- _WORK TASK_
Exactly the lines from the one that holds "Transcribe this image's" to the end of the data below: retype these and nothing else.

%%

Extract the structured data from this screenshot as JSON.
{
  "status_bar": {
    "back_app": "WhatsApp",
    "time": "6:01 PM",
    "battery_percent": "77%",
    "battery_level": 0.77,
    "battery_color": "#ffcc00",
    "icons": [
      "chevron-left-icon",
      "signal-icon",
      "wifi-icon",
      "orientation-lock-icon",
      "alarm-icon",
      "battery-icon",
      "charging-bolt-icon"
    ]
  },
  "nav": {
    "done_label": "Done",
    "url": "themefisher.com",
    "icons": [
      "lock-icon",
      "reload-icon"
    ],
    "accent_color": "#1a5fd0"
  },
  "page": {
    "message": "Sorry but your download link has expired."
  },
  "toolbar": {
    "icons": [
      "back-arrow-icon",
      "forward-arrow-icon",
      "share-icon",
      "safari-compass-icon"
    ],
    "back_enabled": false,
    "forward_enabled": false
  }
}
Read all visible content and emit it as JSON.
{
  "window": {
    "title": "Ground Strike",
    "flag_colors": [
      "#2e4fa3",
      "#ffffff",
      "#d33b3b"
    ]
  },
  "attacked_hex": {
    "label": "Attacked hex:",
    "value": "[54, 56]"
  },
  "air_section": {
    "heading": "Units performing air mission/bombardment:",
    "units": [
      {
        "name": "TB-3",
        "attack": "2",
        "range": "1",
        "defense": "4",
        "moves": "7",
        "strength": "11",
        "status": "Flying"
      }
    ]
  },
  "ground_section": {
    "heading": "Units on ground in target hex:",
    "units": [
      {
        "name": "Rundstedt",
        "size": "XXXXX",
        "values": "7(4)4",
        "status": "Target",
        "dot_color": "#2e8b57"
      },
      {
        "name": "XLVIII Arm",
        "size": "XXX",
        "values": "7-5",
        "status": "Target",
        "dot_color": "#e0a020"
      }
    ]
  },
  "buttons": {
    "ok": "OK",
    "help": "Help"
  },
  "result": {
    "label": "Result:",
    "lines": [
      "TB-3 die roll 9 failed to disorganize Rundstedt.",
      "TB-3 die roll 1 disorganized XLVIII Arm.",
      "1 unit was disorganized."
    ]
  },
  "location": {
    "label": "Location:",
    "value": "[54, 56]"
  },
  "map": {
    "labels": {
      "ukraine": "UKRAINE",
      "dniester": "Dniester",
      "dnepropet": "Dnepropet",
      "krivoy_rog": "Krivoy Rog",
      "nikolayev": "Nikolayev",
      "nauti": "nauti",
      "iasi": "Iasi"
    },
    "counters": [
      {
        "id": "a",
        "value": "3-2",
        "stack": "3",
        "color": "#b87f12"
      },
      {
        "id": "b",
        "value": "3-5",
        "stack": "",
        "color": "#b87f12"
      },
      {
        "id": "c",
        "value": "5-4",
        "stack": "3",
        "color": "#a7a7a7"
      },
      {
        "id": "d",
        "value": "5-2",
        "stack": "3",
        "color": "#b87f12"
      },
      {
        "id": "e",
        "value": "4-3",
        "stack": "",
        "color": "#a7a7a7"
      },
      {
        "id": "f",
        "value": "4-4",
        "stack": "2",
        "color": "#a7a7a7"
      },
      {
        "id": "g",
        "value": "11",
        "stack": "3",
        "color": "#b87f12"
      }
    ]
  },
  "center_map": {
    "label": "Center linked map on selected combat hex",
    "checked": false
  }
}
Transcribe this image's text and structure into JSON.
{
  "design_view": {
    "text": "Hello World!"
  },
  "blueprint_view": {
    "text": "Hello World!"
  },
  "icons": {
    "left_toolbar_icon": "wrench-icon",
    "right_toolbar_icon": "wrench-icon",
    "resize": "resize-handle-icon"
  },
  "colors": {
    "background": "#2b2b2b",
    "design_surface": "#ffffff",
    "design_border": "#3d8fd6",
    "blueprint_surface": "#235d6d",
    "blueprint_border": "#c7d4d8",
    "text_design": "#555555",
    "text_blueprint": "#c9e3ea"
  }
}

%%

- _THE ANSWER_
Transcribe this image's text and structure into JSON.
{
  "design_view": {
    "text": "Hello World!"
  },
  "blueprint_view": {
    "text": "Hello World!"
  },
  "icons": {
    "left_toolbar_icon": "wrench-icon",
    "right_toolbar_icon": "wrench-icon",
    "resize": "resize-handle-icon"
  },
  "colors": {
    "background": "#2b2b2b",
    "design_surface": "#ffffff",
    "design_border": "#3d8fd6",
    "blueprint_surface": "#235d6d",
    "blueprint_border": "#c7d4d8",
    "text_design": "#555555",
    "text_blueprint": "#c9e3ea"
  }
}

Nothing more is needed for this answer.